== Task ==
Nothing should be left out: repeat all the data exactly.
──────── Recorded data ────────
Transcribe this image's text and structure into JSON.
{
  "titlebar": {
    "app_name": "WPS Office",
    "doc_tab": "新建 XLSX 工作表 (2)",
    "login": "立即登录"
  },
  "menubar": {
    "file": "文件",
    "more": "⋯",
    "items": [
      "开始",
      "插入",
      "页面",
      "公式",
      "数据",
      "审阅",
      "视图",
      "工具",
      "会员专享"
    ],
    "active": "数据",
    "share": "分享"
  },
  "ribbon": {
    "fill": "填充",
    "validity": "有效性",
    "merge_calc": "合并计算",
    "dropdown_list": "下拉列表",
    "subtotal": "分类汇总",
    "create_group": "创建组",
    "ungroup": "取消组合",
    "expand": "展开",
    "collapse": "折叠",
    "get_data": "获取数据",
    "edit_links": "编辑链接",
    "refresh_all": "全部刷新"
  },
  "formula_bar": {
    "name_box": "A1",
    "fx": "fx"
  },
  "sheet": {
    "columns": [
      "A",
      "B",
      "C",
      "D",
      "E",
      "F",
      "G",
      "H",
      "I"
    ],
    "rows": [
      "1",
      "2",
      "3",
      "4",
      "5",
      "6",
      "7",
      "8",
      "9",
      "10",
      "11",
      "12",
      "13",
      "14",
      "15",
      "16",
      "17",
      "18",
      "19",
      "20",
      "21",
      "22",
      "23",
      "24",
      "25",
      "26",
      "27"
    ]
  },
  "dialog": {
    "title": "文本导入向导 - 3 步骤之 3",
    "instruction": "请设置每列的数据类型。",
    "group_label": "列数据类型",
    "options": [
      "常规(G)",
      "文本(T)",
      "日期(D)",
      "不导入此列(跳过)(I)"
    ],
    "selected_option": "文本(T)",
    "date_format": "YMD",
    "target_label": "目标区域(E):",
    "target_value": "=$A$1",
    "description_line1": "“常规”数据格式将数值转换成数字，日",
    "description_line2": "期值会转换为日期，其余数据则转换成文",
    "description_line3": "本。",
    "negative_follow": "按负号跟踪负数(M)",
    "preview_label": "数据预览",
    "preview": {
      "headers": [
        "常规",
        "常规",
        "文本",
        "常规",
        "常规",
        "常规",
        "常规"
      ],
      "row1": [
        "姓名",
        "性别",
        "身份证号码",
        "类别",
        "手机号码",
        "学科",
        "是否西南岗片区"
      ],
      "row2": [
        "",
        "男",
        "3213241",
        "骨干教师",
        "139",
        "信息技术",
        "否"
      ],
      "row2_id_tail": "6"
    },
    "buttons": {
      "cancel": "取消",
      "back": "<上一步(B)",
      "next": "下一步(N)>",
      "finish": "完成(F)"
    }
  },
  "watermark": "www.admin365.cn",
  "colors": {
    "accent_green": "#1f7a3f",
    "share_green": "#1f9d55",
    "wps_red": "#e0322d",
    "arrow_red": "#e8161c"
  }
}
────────
== Task output ==
Transcribe this image's text and structure into JSON.
{
  "titlebar": {
    "app_name": "WPS Office",
    "doc_tab": "新建 XLSX 工作表 (2)",
    "login": "立即登录"
  },
  "menubar": {
    "file": "文件",
    "more": "⋯",
    "items": [
      "开始",
      "插入",
      "页面",
      "公式",
      "数据",
      "审阅",
      "视图",
      "工具",
      "会员专享"
    ],
    "active": "数据",
    "share": "分享"
  },
  "ribbon": {
    "fill": "填充",
    "validity": "有效性",
    "merge_calc": "合并计算",
    "dropdown_list": "下拉列表",
    "subtotal": "分类汇总",
    "create_group": "创建组",
    "ungroup": "取消组合",
    "expand": "展开",
    "collapse": "折叠",
    "get_data": "获取数据",
    "edit_links": "编辑链接",
    "refresh_all": "全部刷新"
  },
  "formula_bar": {
    "name_box": "A1",
    "fx": "fx"
  },
  "sheet": {
    "columns": [
      "A",
      "B",
      "C",
      "D",
      "E",
      "F",
      "G",
      "H",
      "I"
    ],
    "rows": [
      "1",
      "2",
      "3",
      "4",
      "5",
      "6",
      "7",
      "8",
      "9",
      "10",
      "11",
      "12",
      "13",
      "14",
      "15",
      "16",
      "17",
      "18",
      "19",
      "20",
      "21",
      "22",
      "23",
      "24",
      "25",
      "26",
      "27"
    ]
  },
  "dialog": {
    "title": "文本导入向导 - 3 步骤之 3",
    "instruction": "请设置每列的数据类型。",
    "group_label": "列数据类型",
    "options": [
      "常规(G)",
      "文本(T)",
      "日期(D)",
      "不导入此列(跳过)(I)"
    ],
    "selected_option": "文本(T)",
    "date_format": "YMD",
    "target_label": "目标区域(E):",
    "target_value": "=$A$1",
    "description_line1": "“常规”数据格式将数值转换成数字，日",
    "description_line2": "期值会转换为日期，其余数据则转换成文",
    "description_line3": "本。",
    "negative_follow": "按负号跟踪负数(M)",
    "preview_label": "数据预览",
    "preview": {
      "headers": [
        "常规",
        "常规",
        "文本",
        "常规",
        "常规",
        "常规",
        "常规"
      ],
      "row1": [
        "姓名",
        "性别",
        "身份证号码",
        "类别",
        "手机号码",
        "学科",
        "是否西南岗片区"
      ],
      "row2": [
        "",
        "男",
        "3213241",
        "骨干教师",
        "139",
        "信息技术",
        "否"
      ],
      "row2_id_tail": "6"
    },
    "buttons": {
      "cancel": "取消",
      "back": "<上一步(B)",
      "next": "下一步(N)>",
      "finish": "完成(F)"
    }
  },
  "watermark": "www.admin365.cn",
  "colors": {
    "accent_green": "#1f7a3f",
    "share_green": "#1f9d55",
    "wps_red": "#e0322d",
    "arrow_red": "#e8161c"
  }
}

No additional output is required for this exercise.